■ **Task to complete**
Among the records that follow, count the lines where "shape" appears, and state the count by itself.

■ **Records for the exercise**
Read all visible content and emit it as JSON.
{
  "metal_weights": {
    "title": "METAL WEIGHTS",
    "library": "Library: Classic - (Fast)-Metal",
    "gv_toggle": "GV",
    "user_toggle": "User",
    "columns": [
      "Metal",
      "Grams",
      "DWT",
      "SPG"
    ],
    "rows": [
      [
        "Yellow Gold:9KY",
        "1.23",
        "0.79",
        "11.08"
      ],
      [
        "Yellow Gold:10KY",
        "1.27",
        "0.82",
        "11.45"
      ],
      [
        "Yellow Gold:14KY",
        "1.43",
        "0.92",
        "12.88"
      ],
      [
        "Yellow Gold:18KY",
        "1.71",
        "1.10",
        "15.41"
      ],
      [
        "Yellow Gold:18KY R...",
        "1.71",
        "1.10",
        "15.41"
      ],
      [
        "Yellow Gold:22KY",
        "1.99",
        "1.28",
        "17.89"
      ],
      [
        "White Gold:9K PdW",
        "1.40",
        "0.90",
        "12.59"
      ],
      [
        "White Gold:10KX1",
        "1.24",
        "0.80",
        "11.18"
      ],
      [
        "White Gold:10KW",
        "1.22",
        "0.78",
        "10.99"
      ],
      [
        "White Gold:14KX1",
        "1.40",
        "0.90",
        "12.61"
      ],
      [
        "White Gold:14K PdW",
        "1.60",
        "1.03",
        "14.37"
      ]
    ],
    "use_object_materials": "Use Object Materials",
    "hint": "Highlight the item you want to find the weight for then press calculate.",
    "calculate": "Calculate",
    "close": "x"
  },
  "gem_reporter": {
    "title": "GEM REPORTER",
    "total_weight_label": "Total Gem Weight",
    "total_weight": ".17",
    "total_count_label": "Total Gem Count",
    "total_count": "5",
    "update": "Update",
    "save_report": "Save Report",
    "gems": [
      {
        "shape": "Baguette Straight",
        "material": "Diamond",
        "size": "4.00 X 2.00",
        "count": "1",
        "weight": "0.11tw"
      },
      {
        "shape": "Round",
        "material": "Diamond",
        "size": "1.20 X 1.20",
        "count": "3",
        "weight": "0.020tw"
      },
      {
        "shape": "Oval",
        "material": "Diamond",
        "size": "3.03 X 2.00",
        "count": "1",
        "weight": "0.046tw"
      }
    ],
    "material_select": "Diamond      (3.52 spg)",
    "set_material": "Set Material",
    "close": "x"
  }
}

■ **Response**
3